An Erdogan mea culpa must precede Turkey’s recovery

As the Sichuan quake of 2008 showed, an acknowledgment of past failures is essential to building back better 

A DEVASTATING earthquake destroys densely populated cities in a developing country. The death toll, in the tens of thousands, is blamed on builders, for poor construction quality and on officials, for lax enforcement of codes. The government reacts to a public clamour for accountability by bobbing and weaving. 

But under increasing public pressure it eventually owns up, acknowledging that a combination of bad building practices, inept urban planning and negligent enforcement of rules greatly exacerbated the human tragedy. The path is now cleared for a programme of building back better. 

If the first part of that narrative seems a recounting of events of the past week in Turkey, those who lived through the devastation wrought by the 2008 Sichuan earthquake, which killed nearly 90,000 people, will also find it familiar. 

For survivors of last week’s twin temblors in south-eastern Turkey, the knowledge that tens of millions of people in southwestern China experienced their plight and their pain not long ago may be little consolation. But they might hope for a similar recovery — if the government of President Recep Tayyip Erdogan draws the lessons from the second part of the Sichuan narrative. 

The Turkish leader and his officials, facing intense criticism for the country’s poor construction record and the government’s slow response to the quake, have been behaving much like the Chinese authorities initially did. The president has been making excuses, claiming the rescue effort was hampered by the entrapment of so many potential first responders in collapsed buildings. He has attacked critics, with Turkish police arresting people for social-media posts about the earthquake that authorities said were “provocative”. 

Erdogan and his officials have not taken any responsibility for the long and steady decay in governance standards, much less the negligent enforcement of building rules, that have compounded the calamity. Instead, the government seems to be trying to scapegoat builders for the enormous loss in lives. (As of this writing, the death toll in Turkey alone was rapidly heading for the 40,000 mark. Casualties are harder to count in war-torn Syria, but the combined toll will likely match that of Sichuan.) 

The state of denial will be hard to sustain. Awkwardly for the president, videos have emerged of him praising some of the buildings that pancaked last week, and boasting that his government allowed rapid construction by granting builders amnesty from safety codes meant to ensure that apartment blocks, homes and offices were resistant to earthquakes. 
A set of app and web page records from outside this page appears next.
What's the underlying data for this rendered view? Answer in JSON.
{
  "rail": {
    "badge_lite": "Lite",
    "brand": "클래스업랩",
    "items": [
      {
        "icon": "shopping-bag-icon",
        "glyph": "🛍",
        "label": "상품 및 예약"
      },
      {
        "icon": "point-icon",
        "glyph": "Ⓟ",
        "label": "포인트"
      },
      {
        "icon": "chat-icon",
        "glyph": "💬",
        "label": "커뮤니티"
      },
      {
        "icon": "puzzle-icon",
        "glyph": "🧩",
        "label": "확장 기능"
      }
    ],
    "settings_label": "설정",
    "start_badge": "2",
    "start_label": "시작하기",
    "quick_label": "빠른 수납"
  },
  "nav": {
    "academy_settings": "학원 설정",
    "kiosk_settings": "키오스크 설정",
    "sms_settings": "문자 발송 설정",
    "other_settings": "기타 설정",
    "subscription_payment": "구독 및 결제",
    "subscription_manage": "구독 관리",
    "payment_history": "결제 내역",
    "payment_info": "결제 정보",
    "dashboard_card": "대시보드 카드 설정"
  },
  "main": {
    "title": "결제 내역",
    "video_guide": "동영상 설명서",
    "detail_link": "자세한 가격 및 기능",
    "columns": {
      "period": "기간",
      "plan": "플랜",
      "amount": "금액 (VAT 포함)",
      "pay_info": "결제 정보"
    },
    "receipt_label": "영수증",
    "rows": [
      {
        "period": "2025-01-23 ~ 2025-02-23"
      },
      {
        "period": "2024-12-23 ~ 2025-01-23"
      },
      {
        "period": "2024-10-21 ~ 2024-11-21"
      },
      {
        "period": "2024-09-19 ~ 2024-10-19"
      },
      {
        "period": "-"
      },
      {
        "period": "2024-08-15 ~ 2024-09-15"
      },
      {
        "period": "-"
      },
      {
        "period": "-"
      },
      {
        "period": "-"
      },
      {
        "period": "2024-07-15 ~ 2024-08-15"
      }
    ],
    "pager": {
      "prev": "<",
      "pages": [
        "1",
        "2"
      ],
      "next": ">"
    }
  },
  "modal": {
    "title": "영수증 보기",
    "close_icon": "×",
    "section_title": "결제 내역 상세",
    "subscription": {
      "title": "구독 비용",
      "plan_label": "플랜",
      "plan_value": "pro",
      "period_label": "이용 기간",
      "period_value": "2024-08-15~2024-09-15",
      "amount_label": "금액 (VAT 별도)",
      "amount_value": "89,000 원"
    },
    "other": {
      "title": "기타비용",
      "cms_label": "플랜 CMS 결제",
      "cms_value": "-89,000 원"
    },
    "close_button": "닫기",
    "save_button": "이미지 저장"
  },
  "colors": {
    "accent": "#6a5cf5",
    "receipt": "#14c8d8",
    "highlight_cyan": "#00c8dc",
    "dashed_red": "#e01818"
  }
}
If he hasn’t already, Erdogan will soon discover that stifling complaints is impossible after a tragedy on this scale. Even in China, where the space for criticism is severely constrained and punishment for dissent harsh, survivors of the 2008 quake proved impossible to silence.

As in Turkey, outrage over poor construction and lax regulation was widespread, as were allegations that corrupt officials had been in cahoots with crooked builders. Much of the anger was focused on the flimsy construction of schools, where thousands of children were killed. Parents staged protests for weeks on end. 

Eventually, not even the Chinese government, despite its long experience in suppressing inconvenient information, could sustain a cover-up. A few weeks after the quake, experts sent to assess the damage were acknowledging failures. The official enquiry into the collapsed school buildings would confirm parents’ suspicions that many children might have survived but for shoddy construction. 

The Sichuan tragedy had a positive postscript. Chinese authorities, having acknowledged the failures that led to the devastation of 2008, ensured that the cities and towns in the quake zone were built back better. New rules, more strictly enforced than before, led to the construction of more quake-resistant housing. 

These were put to the test five years later, when the region was shaken by another temblor. Officials proudly announced that not a single new building collapsed. As the response to the quake in Turkey moves from the rescue phase to relief and recovery, Erdogan and his officials should heed the lessons of Sichuan. Once the initial trauma wears off and survivors take stock of their situation, opprobrium over any inadequacies in the government’s response will undoubtedly intensify, along with calls for accountability for any failures that may have contributed to the casualty count. Ahead of a general election scheduled for mid-May, Turkey’s Opposition parties will amplify any criticism of the president and his ruling party. 

In an attempt head off his critics, Erdogan has pledged to rebuild quake-destroyed homes in a year — an impossible promise. If anything, it will only raise suspicion that the reconstruction will be slapdash, with codes again ignored and corners cut. 

Sichuan showed that clearing the air after a natural disaster is as important as clearing the rubble. A mea culpa from Erdogan is essential for Turkey’s hopes of repairing its broken cities and preventing the next calamity. — Bloomberg 

  • This column does not necessarily reflect the opinion of the editorial board or Bloomberg LP and its owner. 

  • This article first appeared in The Malaysian Reserve weekly print edition